“Rose has the same great quality experience as the other children,” Maria said.

Although Rose is 13, she attends the Grade 6 class at NCCS, however Maria said she’s doing kindergarten work.

For Rose it’s not so much about completing each grade level but working at her own pace and certainly about the social side of school.

Included in the tuition at NCCS is instruction in gymnastics, skating, swimming, cross-country and downhill skiing.

“My dream for Rose was to see her involved with Special Olympics,” Maria said.

Through the school, Rose not only learned to alpine ski but she recently competed in the Special Olympics Regional Qualifier in Kelowna and brought home medals in three of her four races.

“The support Rose has had is amazing, she wouldn’t be the person she is without the support of the entire school,” Maria said with a smile.

For 11-year-old Sara, she firmly believes NCCS is better than other schools.

Having accepted Jesus as her Saviour and been baptized, Sara is confident in her faith.

“I read the Bible and I think my faith helps me to make better decisions. My friends and I talk about Bible class, the stories and what they mean,” Sara said.

Maria told the story of how Sara totally organized her own baptism ceremony and for Sara the only flaw was her mother’s nervousness on the microphone.

Sara will soon be competing in a QuizMe Challenge and is very excited about it.

She also likes the fact there’s only two fifth Graders in NCCS. Although she has a few years to go, Sara said she was thinking about maybe doing high school online, like her brother.
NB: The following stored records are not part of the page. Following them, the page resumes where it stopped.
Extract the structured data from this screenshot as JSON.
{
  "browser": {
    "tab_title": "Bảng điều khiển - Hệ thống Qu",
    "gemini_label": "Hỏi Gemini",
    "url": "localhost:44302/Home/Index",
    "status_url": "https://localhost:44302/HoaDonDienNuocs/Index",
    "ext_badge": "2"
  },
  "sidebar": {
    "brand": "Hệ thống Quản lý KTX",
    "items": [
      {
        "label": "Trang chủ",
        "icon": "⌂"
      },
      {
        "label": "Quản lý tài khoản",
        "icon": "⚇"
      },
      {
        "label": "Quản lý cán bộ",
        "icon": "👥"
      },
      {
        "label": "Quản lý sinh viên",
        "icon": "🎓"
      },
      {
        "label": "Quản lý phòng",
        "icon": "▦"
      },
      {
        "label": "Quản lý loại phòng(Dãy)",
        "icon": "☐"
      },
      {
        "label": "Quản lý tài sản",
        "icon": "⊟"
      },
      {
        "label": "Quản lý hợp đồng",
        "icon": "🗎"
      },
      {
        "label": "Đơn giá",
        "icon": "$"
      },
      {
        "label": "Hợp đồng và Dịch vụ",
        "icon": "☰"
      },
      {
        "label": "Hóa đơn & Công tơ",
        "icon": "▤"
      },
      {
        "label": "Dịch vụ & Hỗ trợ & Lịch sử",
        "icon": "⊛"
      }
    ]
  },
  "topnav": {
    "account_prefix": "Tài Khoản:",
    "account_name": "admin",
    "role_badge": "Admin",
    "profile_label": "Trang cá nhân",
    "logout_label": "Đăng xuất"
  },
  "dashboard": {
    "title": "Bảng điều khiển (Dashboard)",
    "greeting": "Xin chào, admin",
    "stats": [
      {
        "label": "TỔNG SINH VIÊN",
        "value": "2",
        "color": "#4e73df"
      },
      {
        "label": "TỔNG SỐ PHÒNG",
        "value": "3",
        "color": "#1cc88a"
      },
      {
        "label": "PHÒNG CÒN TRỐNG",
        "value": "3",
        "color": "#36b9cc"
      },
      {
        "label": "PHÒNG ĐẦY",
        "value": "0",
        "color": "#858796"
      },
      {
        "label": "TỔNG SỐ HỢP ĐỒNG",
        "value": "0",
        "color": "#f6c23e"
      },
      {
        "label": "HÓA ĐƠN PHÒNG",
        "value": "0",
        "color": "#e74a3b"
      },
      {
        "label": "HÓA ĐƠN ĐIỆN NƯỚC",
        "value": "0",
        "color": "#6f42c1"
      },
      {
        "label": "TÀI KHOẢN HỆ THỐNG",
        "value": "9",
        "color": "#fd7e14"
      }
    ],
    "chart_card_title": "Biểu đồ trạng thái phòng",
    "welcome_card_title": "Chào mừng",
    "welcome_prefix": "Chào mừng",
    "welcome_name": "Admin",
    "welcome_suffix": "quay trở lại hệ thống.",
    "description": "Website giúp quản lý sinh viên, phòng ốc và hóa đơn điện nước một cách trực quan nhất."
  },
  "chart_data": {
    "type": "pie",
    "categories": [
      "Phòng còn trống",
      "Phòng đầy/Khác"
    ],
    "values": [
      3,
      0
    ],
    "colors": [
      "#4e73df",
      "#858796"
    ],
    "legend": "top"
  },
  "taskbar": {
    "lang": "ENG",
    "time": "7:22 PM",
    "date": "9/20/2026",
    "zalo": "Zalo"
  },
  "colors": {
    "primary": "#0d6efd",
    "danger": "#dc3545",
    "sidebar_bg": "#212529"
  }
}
Eight-year-old Emma was somewhat intimidated to be asked how she likes her school, however her parents said she is doing well at NCCS.
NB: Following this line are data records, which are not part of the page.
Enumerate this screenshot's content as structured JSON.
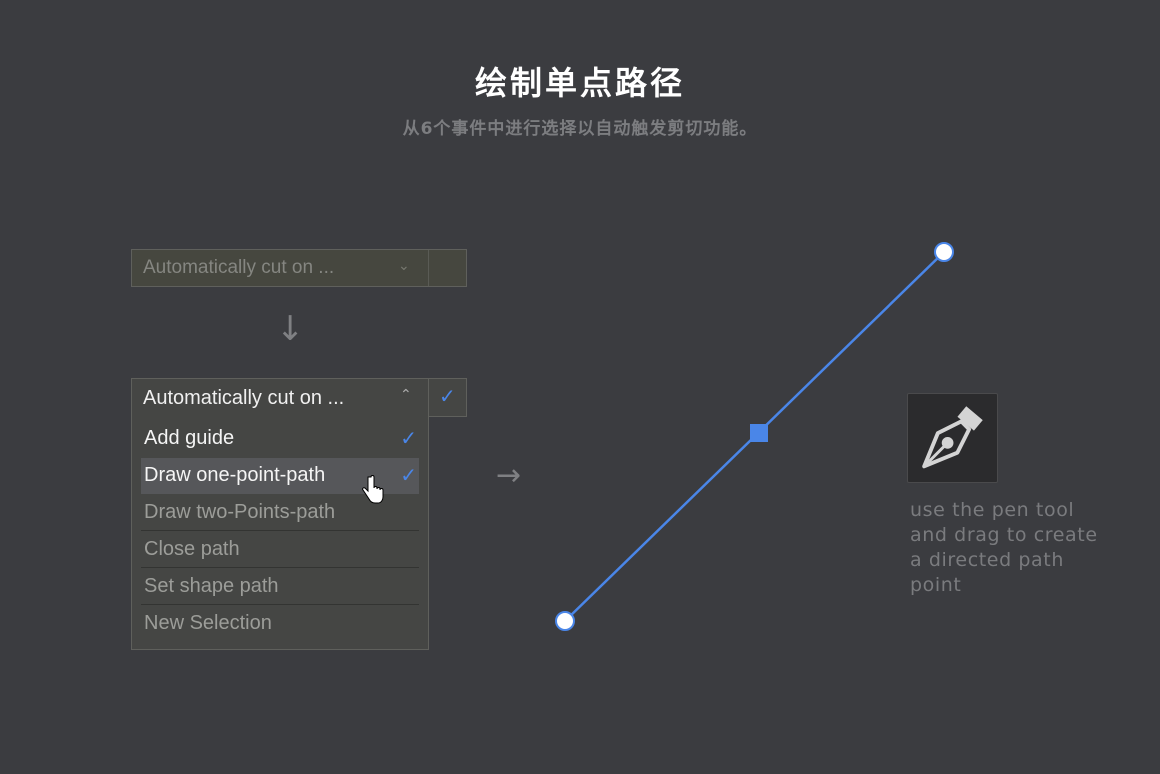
{
  "header": {
    "title": "绘制单点路径",
    "subtitle": "从6个事件中进行选择以自动触发剪切功能。"
  },
  "closed_dropdown": {
    "label": "Automatically cut on ...",
    "chevron_icon": "chevron-down-icon",
    "checkbox_checked": false
  },
  "open_dropdown": {
    "label": "Automatically cut on ...",
    "chevron_icon": "chevron-up-icon",
    "checkbox_checked": true,
    "items": [
      {
        "label": "Add guide",
        "checked": true,
        "enabled": true
      },
      {
        "label": "Draw one-point-path",
        "checked": true,
        "enabled": true,
        "hovered": true
      },
      {
        "label": "Draw two-Points-path",
        "checked": false,
        "enabled": false
      },
      {
        "label": "Close path",
        "checked": false,
        "enabled": false
      },
      {
        "label": "Set shape path",
        "checked": false,
        "enabled": false
      },
      {
        "label": "New Selection",
        "checked": false,
        "enabled": false
      }
    ]
  },
  "glyphs": {
    "check": "✓",
    "chevron_down": "⌄",
    "chevron_up": "⌃",
    "arrow_down": "↓",
    "arrow_right": "→"
  },
  "illustration": {
    "line_color": "#4a86e8",
    "anchor_fill": "#ffffff",
    "description": "use the pen tool and drag to create a directed path point",
    "description_lines": [
      "use the pen tool",
      "and drag to create",
      "a directed path",
      "point"
    ],
    "tool_icon": "pen-tool-icon"
  }
}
With James’ ambitions leaning towards joining the RCMP and also becoming an electrician (backup trade), he seems

to think he’ll

continue with home-schooling.

As for the girls, Maria and Travis hope NCCS can stay on track with offering full high school curriculum in the near future.

As for the children, Travis said they are very open about their faith.

“They came to their faith in their own way – just because I’m a Christian doesn’t mean my children are Christian – that must be their decision,” he said.

“Faith must be independent.”

North Cariboo Christian School is celebrating its 20th anniversary of operation.

The school is accepting applications for all grades kindergarten to Grade 9 for the 2014-2015 school year and welcomes all interested families to come in for a tour of the facilities and learn about the accredited interdenominational Christian Ministry of Education-approved  curriculum.

Contact 250-747-4417.